On the surface, meditation and self-healing seems too simplistic – a form of magical thinking. Really, how can sitting in stillness transform our minds and hearts? We can’t dare imagine that we could heal ourselves through meditation, that we have within ourselves the capacity and the ability to diminish our own suffering. It requires the marvelous elixir of time and patience and, for many of us, these two ingredients are in short supply.
Our Western-trained minds have been so long fixated on progress and industriousness that we have forgotten that it is this same mind that has created all of these physical manifestations around us. Secular and Theological thinkers have identified our spiritual need for catharsis, that exploration of humanity through art, imagination, reflection and imitation. Nevertheless just as the world has grown and been transformed by the Agrarian, Industrial, Digital and Democratic Revolutions, the heart’s need for compassion has only grown and the mind’s need for rest has increased tenfold. Many of us find ourselves on the run, moving with the pace of technology, trying not to be left behind. Even those of us who choose to reject the pace of the digital world find ourselves alienated and sometimes disconnected.
Moving from one busy moment to another, we make appointments to see friends rather than dropping in, we text instead of hugging, constantly moving like some wild beast is on our back and we collapse into the night wondering where did the day go, wake in the middle of the night too stimulated to rest, too tired to be awake. Looking for a solution, we rush all around, never fully settled in our bodies and hearts. It is often not until we are suffering in the physical/spiritual/emotional body that we seek help.
This is precisely the moment to invite a new consciousness into our heart and mental sphere, through meditation, which really is about deep attention and compassionate listening from the inside. Listening with the body/heart, feeling the sensations of the beating heart and the flowing circulatory system that we begin to come to acknowledge as our unique self.

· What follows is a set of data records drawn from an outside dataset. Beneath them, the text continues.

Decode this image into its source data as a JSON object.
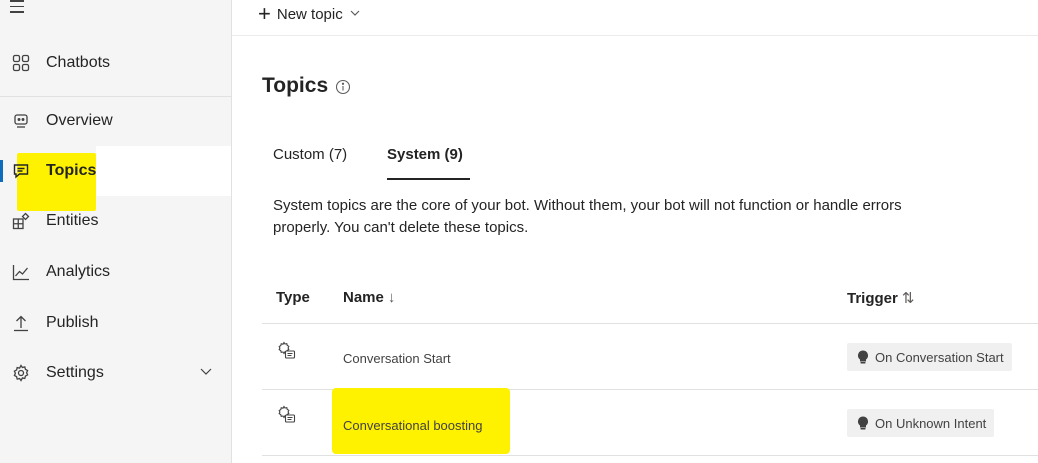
{
  "sidebar": {
    "items": [
      {
        "label": "Chatbots",
        "icon": "grid-icon"
      },
      {
        "label": "Overview",
        "icon": "bot-icon"
      },
      {
        "label": "Topics",
        "icon": "chat-icon"
      },
      {
        "label": "Entities",
        "icon": "entities-icon"
      },
      {
        "label": "Analytics",
        "icon": "chart-icon"
      },
      {
        "label": "Publish",
        "icon": "upload-icon"
      },
      {
        "label": "Settings",
        "icon": "gear-icon"
      }
    ],
    "active": "Topics"
  },
  "toolbar": {
    "new_topic_label": "New topic"
  },
  "page": {
    "title": "Topics",
    "tabs": [
      {
        "label": "Custom (7)",
        "selected": false
      },
      {
        "label": "System (9)",
        "selected": true
      }
    ],
    "description": "System topics are the core of your bot. Without them, your bot will not function or handle errors properly. You can't delete these topics."
  },
  "table": {
    "columns": {
      "type": "Type",
      "name": "Name",
      "trigger": "Trigger"
    },
    "rows": [
      {
        "name": "Conversation Start",
        "trigger": "On Conversation Start"
      },
      {
        "name": "Conversational boosting",
        "trigger": "On Unknown Intent"
      }
    ]
  },
  "colors": {
    "highlight": "#fff200",
    "accent": "#0f6cbd"
  }
}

To rest or to meditate may seem too simplistic to our mind, however it is about educating ourselves and our communities, about the true intelligence of the human mind and body, relearning our truest nature. Waking up to the present and being fully enveloped in the in miraculous vibration of the body system, facing all of the discomfort in order to leave no room for fear and anxiety to fester.
It requires unlearning the idea that our health is linear, instead understanding that it is circular, and that the mind is not at all separate from the body and the heart.

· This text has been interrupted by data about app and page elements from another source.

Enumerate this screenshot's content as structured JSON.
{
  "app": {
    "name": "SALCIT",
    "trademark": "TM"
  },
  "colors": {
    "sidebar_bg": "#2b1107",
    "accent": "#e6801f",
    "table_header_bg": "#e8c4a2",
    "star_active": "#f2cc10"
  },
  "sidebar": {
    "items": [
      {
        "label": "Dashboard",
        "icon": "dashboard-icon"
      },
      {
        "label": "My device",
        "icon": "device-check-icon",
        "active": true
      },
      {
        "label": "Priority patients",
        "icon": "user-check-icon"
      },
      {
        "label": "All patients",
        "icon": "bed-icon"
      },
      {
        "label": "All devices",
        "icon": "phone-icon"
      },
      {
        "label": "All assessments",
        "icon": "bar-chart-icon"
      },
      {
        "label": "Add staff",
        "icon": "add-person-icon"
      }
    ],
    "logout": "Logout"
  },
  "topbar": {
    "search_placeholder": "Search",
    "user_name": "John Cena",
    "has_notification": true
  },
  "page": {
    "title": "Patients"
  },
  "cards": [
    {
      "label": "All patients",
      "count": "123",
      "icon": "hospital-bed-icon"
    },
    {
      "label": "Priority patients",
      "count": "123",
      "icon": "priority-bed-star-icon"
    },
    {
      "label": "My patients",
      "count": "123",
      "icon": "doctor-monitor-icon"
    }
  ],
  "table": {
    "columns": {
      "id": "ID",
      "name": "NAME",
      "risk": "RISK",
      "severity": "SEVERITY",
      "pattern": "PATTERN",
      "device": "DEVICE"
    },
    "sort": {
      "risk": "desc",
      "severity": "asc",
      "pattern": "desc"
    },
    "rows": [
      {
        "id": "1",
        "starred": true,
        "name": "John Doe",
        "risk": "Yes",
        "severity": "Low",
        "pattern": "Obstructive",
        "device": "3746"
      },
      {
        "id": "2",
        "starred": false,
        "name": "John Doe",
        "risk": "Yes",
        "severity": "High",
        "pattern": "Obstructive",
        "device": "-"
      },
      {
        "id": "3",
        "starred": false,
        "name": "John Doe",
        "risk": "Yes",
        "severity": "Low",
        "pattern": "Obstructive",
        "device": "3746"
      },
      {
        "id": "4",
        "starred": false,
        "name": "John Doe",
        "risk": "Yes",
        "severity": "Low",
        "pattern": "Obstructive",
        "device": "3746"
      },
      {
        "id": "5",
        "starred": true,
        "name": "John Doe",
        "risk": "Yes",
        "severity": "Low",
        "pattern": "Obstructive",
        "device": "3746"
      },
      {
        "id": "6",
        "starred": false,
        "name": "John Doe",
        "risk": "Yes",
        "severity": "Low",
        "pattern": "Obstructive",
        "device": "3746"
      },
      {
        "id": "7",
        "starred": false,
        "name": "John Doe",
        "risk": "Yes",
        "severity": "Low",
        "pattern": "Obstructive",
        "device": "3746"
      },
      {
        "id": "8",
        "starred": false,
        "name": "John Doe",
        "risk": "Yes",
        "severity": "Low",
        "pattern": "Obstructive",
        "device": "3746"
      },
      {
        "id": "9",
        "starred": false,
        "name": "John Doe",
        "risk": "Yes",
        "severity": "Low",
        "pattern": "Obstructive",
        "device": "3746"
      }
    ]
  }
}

It requires carving out a practice of stillness that is unmoved by the busy world and its sirens.
It requires us to develop a relationship of radical acceptance for our self and for those around us.

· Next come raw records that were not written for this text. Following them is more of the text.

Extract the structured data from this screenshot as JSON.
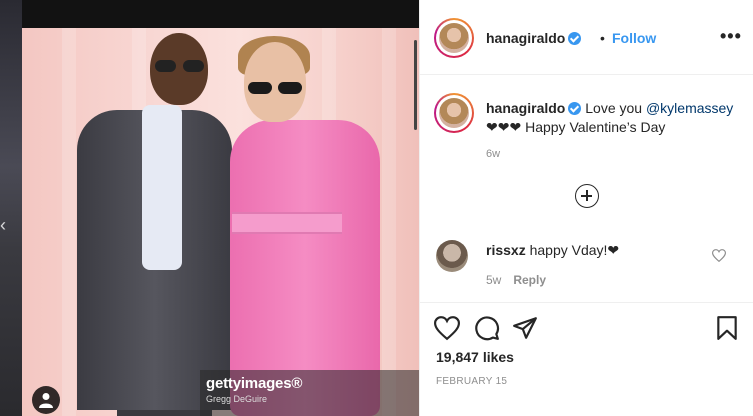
{
  "post": {
    "author": "hanagiraldo",
    "separator": "•",
    "follow_label": "Follow",
    "more_label": "•••"
  },
  "caption": {
    "author": "hanagiraldo",
    "text_before_mention": "Love you ",
    "mention": "@kylemassey",
    "line2": "❤❤❤ Happy Valentine’s Day",
    "time": "6w"
  },
  "comment": {
    "author": "rissxz",
    "text": "happy Vday!❤",
    "time": "5w",
    "reply_label": "Reply"
  },
  "media": {
    "watermark_brand": "gettyimages®",
    "watermark_credit": "Gregg DeGuire"
  },
  "engagement": {
    "likes_count": "19,847",
    "likes_word": "likes",
    "date": "FEBRUARY 15"
  },
  "colors": {
    "accent": "#3897f0",
    "suit_pink": "#f58cc3",
    "backdrop_pink": "#f8d6d2"
  }
}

This is our moment , where science, modernity and ancient culture have converged to create a brilliant opportunity to expand our consciousness and to reconnect with our universal ancient wisdom to breathe, to touch, to love, to listen, to reflect, to be still, to be interconnected and to accept that healing is inherent to our nature.